This race was my first time running in the South Bay and the park is remarkably beautiful. I was thankful for the cool temps and overcast skies the early morning offered as much of the course is exposed to the bright and relentless San Jose sun. Things started to change about two hours into the race as the skies cleared and temps inched up. My “Three 10 Mile Races” strategy worked well enough for the first 10 miles. I enjoyed the new scenery, felt strong on the climbs and took it easy on the descents. The first half of my “second 10 mile race” went smoothly as well. I focused on fortifying myself with liquids and calories (Tailwind and water supplemented with chips and Mtn Dew later in the race) for later in the day and was able to limit my loitering at the first three aid stations. At about mile 15 my body started to feel tired and I needed to keep my mind focused on the task at hand. Chatting became more of a chore and I found myself concentrating on the distances between aid stations. My “third 10 mile race” of the day was proving to be a challenge due to the weather, hilly nature of the course and undertraining. I certainly regretted not having a training run of 20+ miles under my belt. The heat began to take its toll as I labored on the climbs. The course features approximately 1,900 feet of climbing between miles 14 and 29 and, while I consider myself a decent uphill runner who enjoys climbing, the combination of the heat and the vertical sapped my strength considerably and led to hamstring cramping. Thankfully I had experienced far worse cramping at an earlier point in the race during my first 50k so I knew that I needed to ease back on the throttle, fast hike the uphills and generally just accept the discomfort.

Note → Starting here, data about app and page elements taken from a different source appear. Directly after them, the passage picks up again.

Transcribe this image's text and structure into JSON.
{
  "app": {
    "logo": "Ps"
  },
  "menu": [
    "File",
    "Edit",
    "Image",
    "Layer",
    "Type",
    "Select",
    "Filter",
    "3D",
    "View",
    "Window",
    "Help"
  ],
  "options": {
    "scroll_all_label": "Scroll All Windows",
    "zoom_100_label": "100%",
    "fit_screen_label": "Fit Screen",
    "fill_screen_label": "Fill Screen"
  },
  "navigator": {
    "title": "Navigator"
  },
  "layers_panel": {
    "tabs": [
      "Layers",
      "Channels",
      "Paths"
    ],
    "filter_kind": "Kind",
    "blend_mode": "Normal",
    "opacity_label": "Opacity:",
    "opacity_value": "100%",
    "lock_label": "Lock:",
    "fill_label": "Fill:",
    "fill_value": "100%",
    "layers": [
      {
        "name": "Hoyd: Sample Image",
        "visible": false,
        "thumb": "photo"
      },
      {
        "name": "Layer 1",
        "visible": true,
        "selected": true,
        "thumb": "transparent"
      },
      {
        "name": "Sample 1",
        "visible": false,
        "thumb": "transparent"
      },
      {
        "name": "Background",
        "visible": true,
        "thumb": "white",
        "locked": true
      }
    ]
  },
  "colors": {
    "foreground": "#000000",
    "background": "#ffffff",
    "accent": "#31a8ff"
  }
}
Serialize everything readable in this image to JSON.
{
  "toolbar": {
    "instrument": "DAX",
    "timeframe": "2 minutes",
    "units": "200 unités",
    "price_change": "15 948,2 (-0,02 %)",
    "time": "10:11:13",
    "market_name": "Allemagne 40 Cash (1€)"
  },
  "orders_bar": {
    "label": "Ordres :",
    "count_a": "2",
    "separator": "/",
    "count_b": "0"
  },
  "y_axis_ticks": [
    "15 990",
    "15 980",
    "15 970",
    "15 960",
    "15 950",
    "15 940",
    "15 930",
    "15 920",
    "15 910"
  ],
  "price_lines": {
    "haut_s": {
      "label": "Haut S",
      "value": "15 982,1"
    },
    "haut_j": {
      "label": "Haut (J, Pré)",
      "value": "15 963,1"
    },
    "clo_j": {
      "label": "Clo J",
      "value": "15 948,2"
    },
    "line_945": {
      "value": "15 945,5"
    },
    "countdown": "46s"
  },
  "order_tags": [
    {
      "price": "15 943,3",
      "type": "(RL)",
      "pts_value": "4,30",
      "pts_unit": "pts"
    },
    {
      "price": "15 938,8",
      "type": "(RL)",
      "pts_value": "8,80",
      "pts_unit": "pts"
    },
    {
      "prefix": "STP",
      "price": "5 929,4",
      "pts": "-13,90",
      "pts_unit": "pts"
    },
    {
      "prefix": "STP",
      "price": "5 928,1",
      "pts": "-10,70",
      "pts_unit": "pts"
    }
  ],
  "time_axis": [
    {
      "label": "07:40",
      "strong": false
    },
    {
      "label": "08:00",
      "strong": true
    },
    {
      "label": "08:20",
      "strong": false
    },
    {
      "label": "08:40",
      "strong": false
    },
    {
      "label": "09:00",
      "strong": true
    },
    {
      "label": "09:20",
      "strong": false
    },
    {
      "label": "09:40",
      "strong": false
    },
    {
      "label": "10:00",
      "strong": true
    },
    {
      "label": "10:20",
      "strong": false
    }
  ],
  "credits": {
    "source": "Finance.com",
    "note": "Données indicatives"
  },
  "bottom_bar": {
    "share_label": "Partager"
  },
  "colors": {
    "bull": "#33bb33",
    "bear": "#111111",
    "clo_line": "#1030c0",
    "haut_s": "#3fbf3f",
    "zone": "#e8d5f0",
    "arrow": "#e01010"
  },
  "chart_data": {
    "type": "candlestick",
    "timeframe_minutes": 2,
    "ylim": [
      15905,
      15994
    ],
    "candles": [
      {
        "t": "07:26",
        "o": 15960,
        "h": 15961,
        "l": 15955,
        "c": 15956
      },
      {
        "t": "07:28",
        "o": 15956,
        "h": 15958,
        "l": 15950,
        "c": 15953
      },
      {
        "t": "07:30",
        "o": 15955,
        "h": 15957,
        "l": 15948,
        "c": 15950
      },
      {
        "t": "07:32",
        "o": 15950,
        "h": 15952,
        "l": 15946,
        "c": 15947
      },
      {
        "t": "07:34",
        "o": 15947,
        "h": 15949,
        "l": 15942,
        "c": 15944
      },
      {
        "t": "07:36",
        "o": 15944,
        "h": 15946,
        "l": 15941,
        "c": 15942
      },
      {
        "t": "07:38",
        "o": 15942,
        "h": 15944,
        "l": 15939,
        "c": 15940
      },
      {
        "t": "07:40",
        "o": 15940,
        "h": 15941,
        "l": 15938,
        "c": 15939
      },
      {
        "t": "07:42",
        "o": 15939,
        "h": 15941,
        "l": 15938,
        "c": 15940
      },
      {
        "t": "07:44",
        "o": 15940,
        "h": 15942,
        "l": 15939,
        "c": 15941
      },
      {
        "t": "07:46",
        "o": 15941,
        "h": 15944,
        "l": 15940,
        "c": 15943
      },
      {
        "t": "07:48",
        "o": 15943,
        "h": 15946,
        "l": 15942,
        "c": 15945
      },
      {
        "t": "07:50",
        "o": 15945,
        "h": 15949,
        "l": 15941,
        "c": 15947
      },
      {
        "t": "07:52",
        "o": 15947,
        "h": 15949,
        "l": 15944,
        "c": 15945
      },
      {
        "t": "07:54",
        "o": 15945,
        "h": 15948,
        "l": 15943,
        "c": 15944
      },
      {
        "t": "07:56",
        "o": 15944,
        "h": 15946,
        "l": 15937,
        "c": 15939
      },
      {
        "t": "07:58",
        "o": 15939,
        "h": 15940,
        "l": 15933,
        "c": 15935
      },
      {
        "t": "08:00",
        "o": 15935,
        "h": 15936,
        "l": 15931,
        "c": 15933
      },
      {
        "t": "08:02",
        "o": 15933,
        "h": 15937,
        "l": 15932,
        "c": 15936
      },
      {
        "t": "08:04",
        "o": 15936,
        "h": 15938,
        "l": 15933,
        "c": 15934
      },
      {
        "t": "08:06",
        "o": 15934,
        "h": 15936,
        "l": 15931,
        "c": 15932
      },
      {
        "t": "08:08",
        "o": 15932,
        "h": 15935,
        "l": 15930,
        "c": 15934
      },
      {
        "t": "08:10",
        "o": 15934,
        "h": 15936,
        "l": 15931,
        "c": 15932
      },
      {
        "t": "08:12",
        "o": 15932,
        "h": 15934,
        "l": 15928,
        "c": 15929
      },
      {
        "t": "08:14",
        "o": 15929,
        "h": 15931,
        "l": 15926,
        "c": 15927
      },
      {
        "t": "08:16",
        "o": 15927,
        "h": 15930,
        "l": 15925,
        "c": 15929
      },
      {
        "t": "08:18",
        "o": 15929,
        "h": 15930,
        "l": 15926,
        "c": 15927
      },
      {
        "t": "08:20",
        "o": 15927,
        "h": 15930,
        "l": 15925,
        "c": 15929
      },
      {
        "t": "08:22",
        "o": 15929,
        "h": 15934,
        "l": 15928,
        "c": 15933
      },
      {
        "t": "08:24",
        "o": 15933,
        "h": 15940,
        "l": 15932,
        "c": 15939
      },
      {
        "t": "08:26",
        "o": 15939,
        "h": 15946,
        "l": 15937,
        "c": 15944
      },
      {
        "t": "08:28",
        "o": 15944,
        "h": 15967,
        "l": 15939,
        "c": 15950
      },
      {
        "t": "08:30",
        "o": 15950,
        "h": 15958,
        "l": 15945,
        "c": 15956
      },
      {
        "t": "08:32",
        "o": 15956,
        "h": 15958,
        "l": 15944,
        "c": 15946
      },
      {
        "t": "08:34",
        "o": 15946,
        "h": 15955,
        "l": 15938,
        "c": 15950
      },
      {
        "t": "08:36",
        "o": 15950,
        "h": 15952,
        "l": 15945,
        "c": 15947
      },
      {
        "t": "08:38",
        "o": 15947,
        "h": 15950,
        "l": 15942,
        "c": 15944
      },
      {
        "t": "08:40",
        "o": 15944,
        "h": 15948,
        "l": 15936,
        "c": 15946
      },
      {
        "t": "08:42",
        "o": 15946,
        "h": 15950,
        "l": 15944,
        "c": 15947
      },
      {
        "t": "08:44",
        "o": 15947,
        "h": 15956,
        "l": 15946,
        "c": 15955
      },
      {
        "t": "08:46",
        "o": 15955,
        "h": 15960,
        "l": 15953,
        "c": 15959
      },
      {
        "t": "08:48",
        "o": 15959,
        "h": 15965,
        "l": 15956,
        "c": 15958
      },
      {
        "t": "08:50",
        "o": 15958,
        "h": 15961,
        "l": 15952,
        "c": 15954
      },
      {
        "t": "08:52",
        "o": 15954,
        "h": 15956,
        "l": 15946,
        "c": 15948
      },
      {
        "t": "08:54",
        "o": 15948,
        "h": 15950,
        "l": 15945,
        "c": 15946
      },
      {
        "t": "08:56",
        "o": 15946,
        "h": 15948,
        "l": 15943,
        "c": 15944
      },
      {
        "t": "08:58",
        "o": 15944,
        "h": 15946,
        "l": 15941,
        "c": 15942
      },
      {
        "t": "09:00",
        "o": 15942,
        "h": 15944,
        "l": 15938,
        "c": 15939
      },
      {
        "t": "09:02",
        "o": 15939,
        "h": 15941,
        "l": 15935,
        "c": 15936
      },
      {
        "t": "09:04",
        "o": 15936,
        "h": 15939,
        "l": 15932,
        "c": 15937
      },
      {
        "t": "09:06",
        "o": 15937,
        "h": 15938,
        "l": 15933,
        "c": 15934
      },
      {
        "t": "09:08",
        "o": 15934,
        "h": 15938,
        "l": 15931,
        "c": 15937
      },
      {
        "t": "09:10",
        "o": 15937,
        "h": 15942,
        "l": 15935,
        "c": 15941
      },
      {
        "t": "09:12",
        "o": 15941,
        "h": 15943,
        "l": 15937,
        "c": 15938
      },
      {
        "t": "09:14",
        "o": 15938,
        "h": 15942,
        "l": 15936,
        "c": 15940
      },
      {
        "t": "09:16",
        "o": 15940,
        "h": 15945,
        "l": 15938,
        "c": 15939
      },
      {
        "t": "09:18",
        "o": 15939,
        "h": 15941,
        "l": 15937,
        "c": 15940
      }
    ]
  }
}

By the time I reached the Bull Run Aid Station for the second time I knew that the race was just about done. I grabbed a pineapple popsicle and it proved to be quite refreshing until a massive brain freeze set in! Out of the AS, the course climbed 700 feet over the next three miles and then started a 1,080 foot descent to the finish down rolling hills. The most exciting part was when one of the guys I had kept pace with since mile 28 began waving his hands and gesturing to move to the right side of the trail. (I’m sure that I would’ve heard him shouting if I wasn’t listening to music.) As I continued along I saw a four foot stick that looked like it was moving. It was then that I realized the runner ahead had been warning me about a rattlesnake. Thankfully the trail was quite wide and the rattler and I passed without incident. From there it was a short descent to the finish (and legendary barbecue) where I crossed the line at 6:50:32, which was 50th overall and 9th in my age group. Although I was well shy of my goal, I was glad to set a PR, even if only by six minutes and change. While I didn’t get to see them, Pete Broomhall and Stacie Riddle were unafraid to take on and conquer the 100k course and get a 2017 Western States qualifier under their belts. Kudos to RD John Brooks, the Quicksilver Running Club and its dedicated volunteers for putting on a top-notch event. I wholeheartedly recommend it to anyone seeking a challenging, picturesque and well-organized race. Thanks to Daniela Porri for coming out to lend her support at the finish. Lastly, I am eternally indebted to my wife and kids for continuing to support my habit.